The SEC charged the defendants with fraud in the purchase and sale of securities under the Securities Exchange Act, 15 U.S.C. § 78j, 17 C.F.R. 240.10b-5; fraud in the offer or sale of securities under the Securities Act, 15 U.S.C. § 77q; various reporting violations; and other claims. The company founder agreed to the entry of a final judgment in March 2017, and the corporation followed the next day. The final judgment included various injunctions and a total penalty of about $12 million, which consisted of the disgorgement of about $6 million in proceeds from the fraudulent conduct and a civil penalty in an equal amount.

These blog posts are meant to be illustrative only. Unless expressly stated to the contrary herein, these matters are not the result of any legal work of Michael J. Brown, but are used to communicate a particular point of view. Michael J. Brown does not claim credit for any legal work done by any lawyer or law firm either generally or specifically, with respect to the matters contained in this blog.

Board-certified white collar crime attorney Michael J. Brown has defended people in West Texas against alleged state and federal charges since 1992. Contact us today online or at (432) 687-5157 to schedule a confidential consultation with an experienced and knowledgeable advocate for criminal justice.

More Blog Posts:

SEC Files Securities Fraud Claims Against Bitcoin Mining Companies, Texas Criminal Lawyer Blog, April 22, 2016

SEC Rejects Constitutional Challenge in Securities Fraud Case, Texas Criminal Lawyer Blog, December 23, 2015

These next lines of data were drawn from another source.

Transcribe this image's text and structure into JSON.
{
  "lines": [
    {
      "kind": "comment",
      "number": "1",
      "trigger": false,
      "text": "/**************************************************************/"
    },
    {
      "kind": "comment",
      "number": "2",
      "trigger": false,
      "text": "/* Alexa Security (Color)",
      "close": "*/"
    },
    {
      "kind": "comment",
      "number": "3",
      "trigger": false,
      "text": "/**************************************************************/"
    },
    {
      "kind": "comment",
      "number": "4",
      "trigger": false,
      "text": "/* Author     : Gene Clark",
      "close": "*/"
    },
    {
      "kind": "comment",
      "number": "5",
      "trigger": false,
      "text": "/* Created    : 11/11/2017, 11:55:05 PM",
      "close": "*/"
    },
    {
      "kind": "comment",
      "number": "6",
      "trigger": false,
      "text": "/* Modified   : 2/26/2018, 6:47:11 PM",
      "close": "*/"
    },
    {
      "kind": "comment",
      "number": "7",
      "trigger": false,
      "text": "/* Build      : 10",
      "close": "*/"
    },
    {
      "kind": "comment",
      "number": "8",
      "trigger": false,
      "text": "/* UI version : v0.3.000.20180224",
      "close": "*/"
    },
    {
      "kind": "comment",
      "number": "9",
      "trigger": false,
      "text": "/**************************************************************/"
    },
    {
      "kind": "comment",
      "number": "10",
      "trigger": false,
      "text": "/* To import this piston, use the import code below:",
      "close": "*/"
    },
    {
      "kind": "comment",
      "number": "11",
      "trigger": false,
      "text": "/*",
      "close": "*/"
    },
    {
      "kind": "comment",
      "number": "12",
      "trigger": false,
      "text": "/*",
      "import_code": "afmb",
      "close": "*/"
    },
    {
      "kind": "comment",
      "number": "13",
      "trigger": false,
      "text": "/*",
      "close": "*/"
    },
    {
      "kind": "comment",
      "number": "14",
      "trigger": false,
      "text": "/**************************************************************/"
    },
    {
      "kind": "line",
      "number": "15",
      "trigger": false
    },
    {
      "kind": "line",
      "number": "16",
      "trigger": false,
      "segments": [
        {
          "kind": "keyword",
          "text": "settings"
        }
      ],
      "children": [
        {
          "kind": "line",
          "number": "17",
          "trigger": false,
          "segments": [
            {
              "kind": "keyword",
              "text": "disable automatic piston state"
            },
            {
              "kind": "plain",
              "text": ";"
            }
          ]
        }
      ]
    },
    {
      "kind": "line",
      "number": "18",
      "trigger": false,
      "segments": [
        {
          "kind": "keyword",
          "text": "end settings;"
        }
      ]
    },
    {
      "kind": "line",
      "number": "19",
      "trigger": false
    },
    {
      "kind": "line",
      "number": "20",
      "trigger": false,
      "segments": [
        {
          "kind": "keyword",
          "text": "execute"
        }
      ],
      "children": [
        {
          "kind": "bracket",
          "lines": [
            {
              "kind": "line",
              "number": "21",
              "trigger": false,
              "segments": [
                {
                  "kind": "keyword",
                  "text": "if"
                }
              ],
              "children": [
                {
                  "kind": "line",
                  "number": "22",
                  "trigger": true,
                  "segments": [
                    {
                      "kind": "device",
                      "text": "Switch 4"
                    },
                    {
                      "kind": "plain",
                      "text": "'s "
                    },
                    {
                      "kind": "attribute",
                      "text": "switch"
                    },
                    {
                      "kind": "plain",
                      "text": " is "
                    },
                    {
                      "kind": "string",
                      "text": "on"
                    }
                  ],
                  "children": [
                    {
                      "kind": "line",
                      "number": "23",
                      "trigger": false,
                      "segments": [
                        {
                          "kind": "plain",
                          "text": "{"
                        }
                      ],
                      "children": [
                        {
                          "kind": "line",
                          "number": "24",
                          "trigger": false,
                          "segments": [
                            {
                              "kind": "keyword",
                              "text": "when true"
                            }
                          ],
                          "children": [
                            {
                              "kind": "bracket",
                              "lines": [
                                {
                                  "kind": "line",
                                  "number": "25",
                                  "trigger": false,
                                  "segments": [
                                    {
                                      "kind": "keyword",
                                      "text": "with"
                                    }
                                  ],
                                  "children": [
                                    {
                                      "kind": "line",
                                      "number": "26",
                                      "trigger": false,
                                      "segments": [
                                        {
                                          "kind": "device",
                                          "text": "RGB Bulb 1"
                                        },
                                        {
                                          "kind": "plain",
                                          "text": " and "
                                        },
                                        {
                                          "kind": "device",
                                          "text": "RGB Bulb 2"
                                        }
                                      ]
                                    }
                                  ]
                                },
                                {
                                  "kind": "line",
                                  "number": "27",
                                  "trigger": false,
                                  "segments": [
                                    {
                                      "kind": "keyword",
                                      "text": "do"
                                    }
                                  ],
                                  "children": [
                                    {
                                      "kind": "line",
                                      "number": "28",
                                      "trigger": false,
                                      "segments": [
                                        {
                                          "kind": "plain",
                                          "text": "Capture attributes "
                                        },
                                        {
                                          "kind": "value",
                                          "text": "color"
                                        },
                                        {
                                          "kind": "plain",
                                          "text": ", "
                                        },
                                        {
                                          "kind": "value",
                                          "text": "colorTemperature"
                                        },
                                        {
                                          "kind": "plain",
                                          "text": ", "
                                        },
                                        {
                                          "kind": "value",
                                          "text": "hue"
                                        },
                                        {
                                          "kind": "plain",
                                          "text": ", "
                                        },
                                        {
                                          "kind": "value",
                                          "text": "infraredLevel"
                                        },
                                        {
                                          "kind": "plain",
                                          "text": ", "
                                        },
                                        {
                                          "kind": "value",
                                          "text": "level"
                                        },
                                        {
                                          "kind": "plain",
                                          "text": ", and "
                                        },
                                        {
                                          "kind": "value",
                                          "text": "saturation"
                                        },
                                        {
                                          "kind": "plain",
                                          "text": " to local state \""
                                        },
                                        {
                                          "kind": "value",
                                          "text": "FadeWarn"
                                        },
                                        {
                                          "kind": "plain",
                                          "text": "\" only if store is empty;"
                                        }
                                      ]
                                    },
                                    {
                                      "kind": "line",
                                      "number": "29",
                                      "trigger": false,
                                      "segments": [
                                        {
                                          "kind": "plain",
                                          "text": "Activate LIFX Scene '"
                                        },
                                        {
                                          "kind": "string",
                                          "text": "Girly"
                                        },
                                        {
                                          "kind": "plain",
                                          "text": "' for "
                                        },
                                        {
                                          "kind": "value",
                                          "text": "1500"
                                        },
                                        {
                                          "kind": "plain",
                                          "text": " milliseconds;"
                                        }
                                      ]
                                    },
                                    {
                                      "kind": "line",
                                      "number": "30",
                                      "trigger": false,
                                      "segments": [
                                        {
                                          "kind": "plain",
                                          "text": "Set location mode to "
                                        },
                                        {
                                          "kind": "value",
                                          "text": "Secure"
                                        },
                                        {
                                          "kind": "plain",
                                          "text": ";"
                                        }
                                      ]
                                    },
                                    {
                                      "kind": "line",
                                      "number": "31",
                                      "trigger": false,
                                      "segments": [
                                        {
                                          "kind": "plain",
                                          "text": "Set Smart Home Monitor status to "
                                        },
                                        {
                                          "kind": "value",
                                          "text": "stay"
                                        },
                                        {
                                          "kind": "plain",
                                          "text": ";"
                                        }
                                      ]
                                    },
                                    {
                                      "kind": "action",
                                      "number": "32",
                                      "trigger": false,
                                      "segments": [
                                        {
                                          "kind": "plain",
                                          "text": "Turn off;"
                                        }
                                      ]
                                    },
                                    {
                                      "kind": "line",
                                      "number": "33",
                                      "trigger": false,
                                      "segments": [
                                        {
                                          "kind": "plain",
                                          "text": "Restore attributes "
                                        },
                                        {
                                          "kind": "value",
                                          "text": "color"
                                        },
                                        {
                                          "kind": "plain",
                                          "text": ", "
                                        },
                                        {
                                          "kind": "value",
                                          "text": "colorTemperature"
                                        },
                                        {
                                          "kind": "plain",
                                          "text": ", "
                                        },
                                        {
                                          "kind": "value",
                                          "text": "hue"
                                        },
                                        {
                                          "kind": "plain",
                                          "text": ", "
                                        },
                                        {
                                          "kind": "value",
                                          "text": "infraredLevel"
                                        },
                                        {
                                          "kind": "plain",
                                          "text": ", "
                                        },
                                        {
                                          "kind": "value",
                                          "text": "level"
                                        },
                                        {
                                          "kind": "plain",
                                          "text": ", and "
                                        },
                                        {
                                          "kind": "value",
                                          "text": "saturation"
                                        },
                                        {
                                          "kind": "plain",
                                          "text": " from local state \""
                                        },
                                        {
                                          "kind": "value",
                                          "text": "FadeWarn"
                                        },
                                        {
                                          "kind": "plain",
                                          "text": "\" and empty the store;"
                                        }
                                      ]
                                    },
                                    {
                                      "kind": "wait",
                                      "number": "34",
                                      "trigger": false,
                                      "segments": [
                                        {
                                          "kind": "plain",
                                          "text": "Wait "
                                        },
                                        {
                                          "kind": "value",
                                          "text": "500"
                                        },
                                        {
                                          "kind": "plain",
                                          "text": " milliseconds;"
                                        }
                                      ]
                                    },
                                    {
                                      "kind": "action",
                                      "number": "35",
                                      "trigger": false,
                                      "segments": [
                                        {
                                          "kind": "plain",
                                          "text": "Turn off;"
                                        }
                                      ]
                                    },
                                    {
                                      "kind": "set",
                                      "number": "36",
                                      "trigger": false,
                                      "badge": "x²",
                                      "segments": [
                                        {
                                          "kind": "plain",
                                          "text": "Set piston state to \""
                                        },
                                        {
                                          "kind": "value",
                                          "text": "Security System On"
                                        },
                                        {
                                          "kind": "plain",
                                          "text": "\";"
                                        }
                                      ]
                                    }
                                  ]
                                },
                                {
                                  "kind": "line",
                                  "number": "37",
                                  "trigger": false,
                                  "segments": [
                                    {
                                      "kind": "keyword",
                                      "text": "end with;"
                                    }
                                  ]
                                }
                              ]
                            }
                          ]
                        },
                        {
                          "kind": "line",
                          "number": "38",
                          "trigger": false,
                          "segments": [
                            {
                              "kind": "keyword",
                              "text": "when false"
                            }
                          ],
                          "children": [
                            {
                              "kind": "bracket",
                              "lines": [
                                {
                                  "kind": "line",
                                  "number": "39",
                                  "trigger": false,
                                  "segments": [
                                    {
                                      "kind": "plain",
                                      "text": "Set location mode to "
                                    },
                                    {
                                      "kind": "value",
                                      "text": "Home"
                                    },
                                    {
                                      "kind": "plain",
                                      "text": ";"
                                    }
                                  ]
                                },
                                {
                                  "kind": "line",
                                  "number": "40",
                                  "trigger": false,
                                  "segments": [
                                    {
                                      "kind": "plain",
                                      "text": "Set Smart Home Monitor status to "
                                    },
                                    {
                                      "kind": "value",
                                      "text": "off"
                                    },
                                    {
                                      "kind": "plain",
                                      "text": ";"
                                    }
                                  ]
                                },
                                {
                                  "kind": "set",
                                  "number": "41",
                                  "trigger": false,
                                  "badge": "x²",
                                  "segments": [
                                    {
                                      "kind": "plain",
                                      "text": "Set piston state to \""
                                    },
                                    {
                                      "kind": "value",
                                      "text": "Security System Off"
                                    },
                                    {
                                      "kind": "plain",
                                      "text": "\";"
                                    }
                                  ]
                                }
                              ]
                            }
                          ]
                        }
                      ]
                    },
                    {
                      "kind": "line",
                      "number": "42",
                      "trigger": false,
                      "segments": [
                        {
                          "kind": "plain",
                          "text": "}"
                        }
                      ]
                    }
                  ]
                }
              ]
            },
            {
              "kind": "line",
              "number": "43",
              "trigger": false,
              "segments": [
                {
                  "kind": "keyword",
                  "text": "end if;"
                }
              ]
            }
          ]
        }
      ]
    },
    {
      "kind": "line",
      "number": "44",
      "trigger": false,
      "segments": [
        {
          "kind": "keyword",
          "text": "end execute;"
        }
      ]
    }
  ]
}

Manager of Mortgage Finance Company Convicted in Federal Court of 28 Counts of Fraud, Texas Criminal Lawyer Blog, October 23, 2013

Photo credit: Leon Brooks [Public domain], via Wikimedia Commons.